It led to record-breaking numbers for the offensive this season, although Burrow didn’t care to hear about that while seated at a table under the South Stands of Ohio Stadium.
“We forced defenses to cover the whole field and defend the whole field, but I can’t think about that right now,” Burrow said. “I’ve tried to reflect on it the last couple of minutes to get my mind of the game but I can’t. We just didn’t make enough plays. I threw a pick. Can’t do that in these kinds of games.”
Still, it’s unlikely the team would have even been there without Burrow, who picked up Ohio Mr. Football and Ohio Gatorade Player of the Year awards over the past week. His head coach recognized in him a fire that reminded him of Scott Stricklin, the coach that led Kent State’s baseball team to the 2012 College World Series while competing under all the perceived disadvantages of a non-Power 5 program that sits north of the Mason-Dixon line.
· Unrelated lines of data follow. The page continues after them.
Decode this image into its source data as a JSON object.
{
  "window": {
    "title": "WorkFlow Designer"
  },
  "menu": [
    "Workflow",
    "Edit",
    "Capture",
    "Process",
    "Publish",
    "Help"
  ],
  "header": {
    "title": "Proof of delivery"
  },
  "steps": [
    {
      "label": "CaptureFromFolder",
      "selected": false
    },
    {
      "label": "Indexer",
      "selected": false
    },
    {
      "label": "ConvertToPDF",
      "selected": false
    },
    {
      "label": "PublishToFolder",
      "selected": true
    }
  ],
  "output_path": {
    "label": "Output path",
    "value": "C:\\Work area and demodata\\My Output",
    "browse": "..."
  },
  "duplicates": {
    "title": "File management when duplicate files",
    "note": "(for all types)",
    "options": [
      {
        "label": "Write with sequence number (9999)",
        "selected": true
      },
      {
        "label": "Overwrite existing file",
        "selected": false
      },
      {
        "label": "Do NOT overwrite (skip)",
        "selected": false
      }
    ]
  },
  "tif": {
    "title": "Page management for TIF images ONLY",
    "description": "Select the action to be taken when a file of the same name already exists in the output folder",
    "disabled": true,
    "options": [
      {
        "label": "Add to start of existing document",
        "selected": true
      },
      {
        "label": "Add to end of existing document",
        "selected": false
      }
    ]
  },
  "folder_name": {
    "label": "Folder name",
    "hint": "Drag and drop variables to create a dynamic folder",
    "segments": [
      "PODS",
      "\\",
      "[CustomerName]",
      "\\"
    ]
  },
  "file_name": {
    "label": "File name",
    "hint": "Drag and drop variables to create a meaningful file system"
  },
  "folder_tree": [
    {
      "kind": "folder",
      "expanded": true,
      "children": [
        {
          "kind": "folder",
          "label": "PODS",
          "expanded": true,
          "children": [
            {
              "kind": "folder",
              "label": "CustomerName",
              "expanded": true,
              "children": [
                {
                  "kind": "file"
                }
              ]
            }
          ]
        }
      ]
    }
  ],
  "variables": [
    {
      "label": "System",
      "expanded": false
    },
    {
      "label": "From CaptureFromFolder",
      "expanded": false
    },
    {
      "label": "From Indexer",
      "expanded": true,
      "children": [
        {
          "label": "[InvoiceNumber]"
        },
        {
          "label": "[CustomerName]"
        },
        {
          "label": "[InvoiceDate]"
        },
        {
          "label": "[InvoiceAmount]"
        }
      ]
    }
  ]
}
“I’ll be quite honest with you: Joe is obviously one of the greatest competitors that I have ever met," Adams said. "I compare him to one good friend of mine and that’s Scott Stricklin. He’s the head baseball coach at Georgia right now. I’ve been around a lot of people and a lot of walks of life and that’s the biggest thing I can say about Joe, is just what a competitor he is. He’s certainly elevated a lot of people around him over the years.
“Joe’s Joe. He’s such a mature kid. I’ve never had to impress trying to stay humble with Joe. When you have a player that has a maturity and the skill set that he has, there wasn’t a whole lot that I had to offer or that I had to give to Joe.”
Burrow was asked after the game how long it might take to associate Ohio Stadium with something other than the disappointment of the loss to the Irish. He’s reasonable enough to know that day will come but also emotional enough that it might take a while.
“There will come a time when I think I’ll be able to, but not for a while,” he said. “At least not until I get to Ohio State.”
Luckily for Burrow and Ohio State fans, that day will be here shortly.